During a small-scale demonstration in a University of Minnesota lab, the new material created by the researchers begins as a non-magnetic material, then suddenly becomes strongly magnetic when the temperature is raised a small amount. When this happens, the material absorbs heat and spontaneously produces electricity in a surrounding coil. Some of this heat energy is lost in a process called hysteresis. A critical discovery of the team is a systematic way to minimize hysteresis in phase transformations. The team’s research was recently published in the first issue of the new scientific journal Advanced Energy Materials.
New Alloy Converts Heat Directly into Electricity – [Link]
Boostrap writes – [via]
Well, after some distractions (a small contract for NASA, and struggling to learn solidworks (AARG)), I got back to designing this device, made major configuration changes to simplify, improve reliability and improve precision, and have almost finished now. Reasonable CNC quotes permitting, I’ll have someone start making 2 or 3 prototypes in two or three weeks. So, last chance to add your two cents (or $64,000 worth) of ideas, and point out my worst ideas and design flaws.
I will attempt to post some photos here, and attempt to attach a PDF document that describes how it works.
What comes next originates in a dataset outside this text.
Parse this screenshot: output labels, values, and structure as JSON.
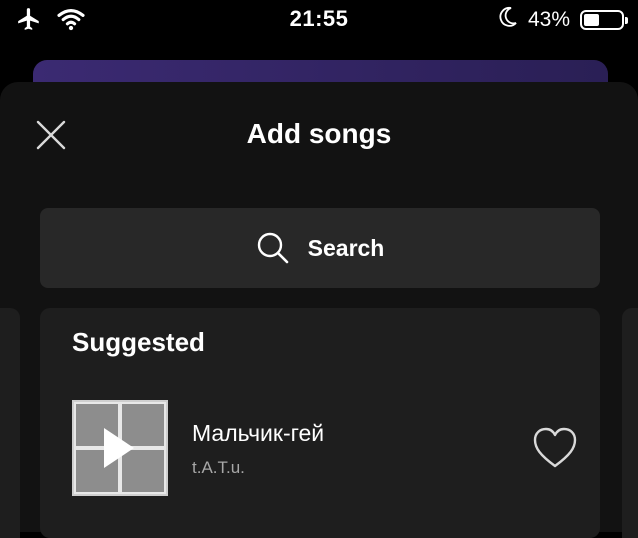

This is identical in principle to the original steps I outlined at the start of this thread months ago, but the configuration of the device has changed so the exact nature of many steps is somewhat different.
Sorry, but you’re probably going to need to maximize your window to see the images. If you’re willing to make a serious effort to critique the design, ask me for the solidworks 2010 files.
I usually think up really great, elegant names for things. This time I’m a total failure (!please help!), so the device is called “papec” for now (pick-and-place extra cheap). Sheesh.
DIY – Super-cheap pick-and-place device with ~1 mil accuracy – [Link]
Google just recently added voice search functionality to it’s Chrome browser and asked the folks over at Breakfast to come up with something to show off the new feature. [via]
The Verbalizer is an Open Source Bluetooth dev board that allows you to make a Voice Search device of your choosing. In the default configuration, touching the board starts a wireless Voice Search and prompts you to “speak now” to search. What I like is the fact that it is freely modifiable and includes downloads for the software/code, docs, schematics and laser cutter files. With all this information you can make one yourself. How awesome is that?
The Verbalizer – [Link]
civicbynature writes -
Thanks to jersagfast @ TheCustomGeek. He wrote an awesome menu program for adafruits 2.8tft breakout board. It has 5 different menu areas as well as a settings area for backlight brightness and sleep timers which saves the settings to EEPROM so the settings are saved even when there’s no power. Plus many more features. I have added many updates. It is now both UNO and Mega 1280/2560. compatible.
I have also added the ability to read actual Vcc voltages at the core using the Bandgap method For accurate voltage readings and sensor readings. And more. If you’d like to check out the latest code it’s available Here on my site.
Cool 2.8″ TFT Touch project… - [Link]
Oleg writes: [via]
What started as a quick re-factoring effort transformed to a major redevelopment, but finally all pieces fit together tightly and I am pleased to announce that initial release of USB Host Shield library ver.2.0 has been posted to github.
Some of the major improvements include the use of only 5 Arduino pins, 3.5x faster low-level transfers, and the ability to use USB Hub(s).
Make sure you stop by Circuts@Home to check out the full details like the current/future supported device classes and supported hardware versions .
USB Host Shield library Version 2.0 – [Link]